In this dynamic environment, the Orora Crisis Management Team will evaluate status on a daily basis and continue to make decisions appropriate for that time. We will provide updates on our website at ororapackagingsolutions.com under the “Resource” section. If you have any questions, please reach out to your Orora Sales Representative or email solutions@ororagroup.com.

Lastly, our hearts go out to everyone who has been impacted by this virus, directly or indirectly. Our thoughts are with those who are ill, and we extend our sincere wishes for a full recovery. Additionally, we are truly inspired by the healthcare workers and first responders who are working selflessly and tirelessly in our communities every day.

We are sincerely grateful for your continued business and partnership through this challenging time and look forward to supporting you in the weeks, months and years to come.






Bernie Salvatore
President & CEO, Orora Packaging Solutions

How Chinese Retailers Have Successfully Responded to the Coronavirus Threat

China is weeks ahead in its struggles with coronavirus. And currently, “China appears to be in the early stages of an economic rebound” says Harvard Business Review.

Ultimately, you can’t predict the course of coronavirus. It’s highly dependent on the response of each individual person.

It could be worse in the US, better, or the same. So how do you respond to a business climate where no one really knows what’s going on, and which could explode in a negative way at any moment?

Well, here’s what the experts at Harvard Business Review, who’ve had close contact with Chinese retailers as they’ve dealt with the situation, have to say:

1. React Fast

You don’t have time to research data and make complex decisions that require agreement from multiple parties. Your CEO needs to take charge and make decisions that get implemented now.

And you have to keep your CEO well-informed so they can change those decisions and your company can react on a dime.

One Chinese beverage company, Master Kong, reviewed market changes daily and responded accordingly. It shifted focus from offline retail to online, and online-to-offline.

2. Allow Business Units to Implement Your CEO’s Direction in Their Own Way

Your business has many different markets, which all respond in unique ways. One Chinese hotel company, Huazhu, had a task force which met daily and created guidance for the whole chain of 6,000 hotels in 400 cities.

They also had an internal app that they constantly updated with timely information as it became available.

Franchisees were then allowed to adapt their own business operations to their local markets as public health officials made decisions.

3. Shift Your Sales Channel Mix

How would you like 200% year-over-year growth during this coronavirus outbreak?

That’s what one Chinese cosmetics company, Lin Qingxuan, achieved. And they had to close around 40% of their stores during the outbreak.

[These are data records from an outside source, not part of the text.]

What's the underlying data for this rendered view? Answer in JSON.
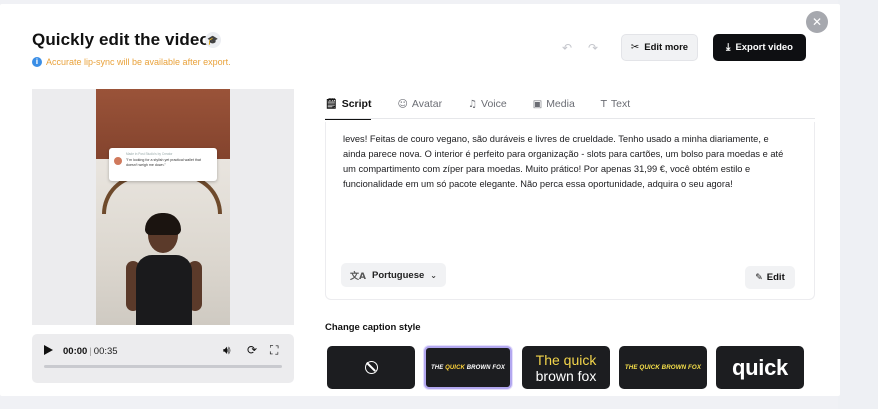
{
  "header": {
    "title": "Quickly edit the video",
    "notice": "Accurate lip-sync will be available after export.",
    "edit_more_label": "Edit more",
    "export_label": "Export video"
  },
  "preview": {
    "overlay_small_head": "Made in Post Studio's by Creator",
    "overlay_text": "\"I'm looking for a stylish yet practical wallet that doesn't weigh me down.\""
  },
  "player": {
    "current_time": "00:00",
    "separator": "|",
    "duration": "00:35",
    "progress": 0.0
  },
  "tabs": [
    {
      "label": "Script",
      "icon": "script-icon",
      "active": true
    },
    {
      "label": "Avatar",
      "icon": "avatar-icon",
      "active": false
    },
    {
      "label": "Voice",
      "icon": "voice-icon",
      "active": false
    },
    {
      "label": "Media",
      "icon": "media-icon",
      "active": false
    },
    {
      "label": "Text",
      "icon": "text-icon",
      "active": false
    }
  ],
  "script": {
    "text": "leves! Feitas de couro vegano, são duráveis e livres de crueldade. Tenho usado a minha diariamente, e ainda parece nova. O interior é perfeito para organização - slots para cartões, um bolso para moedas e até um compartimento com zíper para moedas. Muito prático! Por apenas 31,99 €, você obtém estilo e funcionalidade em um só pacote elegante. Não perca essa oportunidade, adquira o seu agora!",
    "language": "Portuguese",
    "edit_label": "Edit"
  },
  "captions": {
    "label": "Change caption style",
    "styles": [
      {
        "id": "none",
        "text": ""
      },
      {
        "id": "style-1",
        "text": "THE QUICK BROWN FOX",
        "selected": true
      },
      {
        "id": "style-2",
        "line1": "The quick",
        "line2": "brown fox"
      },
      {
        "id": "style-3",
        "text": "THE QUICK BROWN FOX"
      },
      {
        "id": "style-4",
        "text": "quick"
      }
    ]
  },
  "colors": {
    "notice": "#e9a23b",
    "export_bg": "#0e0f12",
    "caption_highlight": "#ffd43b",
    "caption_selected_border": "#b3a8f0"
  }
}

In reaction to coronavirus, they shifted their 100 beauty advisors efforts to online efforts. The advisors used WeChat to engage customers and drive more sales.

And that’s how they achieved 200% year-over-year growth in a turbulent market.

4. Prepare for a Faster Recovery Than You Expect

The media love to spread panic because that’s what people want to hear. But don’t sweat it too much.

In China, the spread of the coronavirus really only lasted about 6 weeks before recovery began.

You can’t forecast what will happen in the US. Some critics maintain we’ve responded way too slowly, and it’s possible our own recovery could take longer.

But, the point the Harvard Business Review article made was to begin recovery planning today. And the larger you are, the more important this becomes because it takes more time for your policies to take effect.

You can learn much more about how Chinese companies have responded to coronavirus. Check out the rest of the Harvard Business Review article.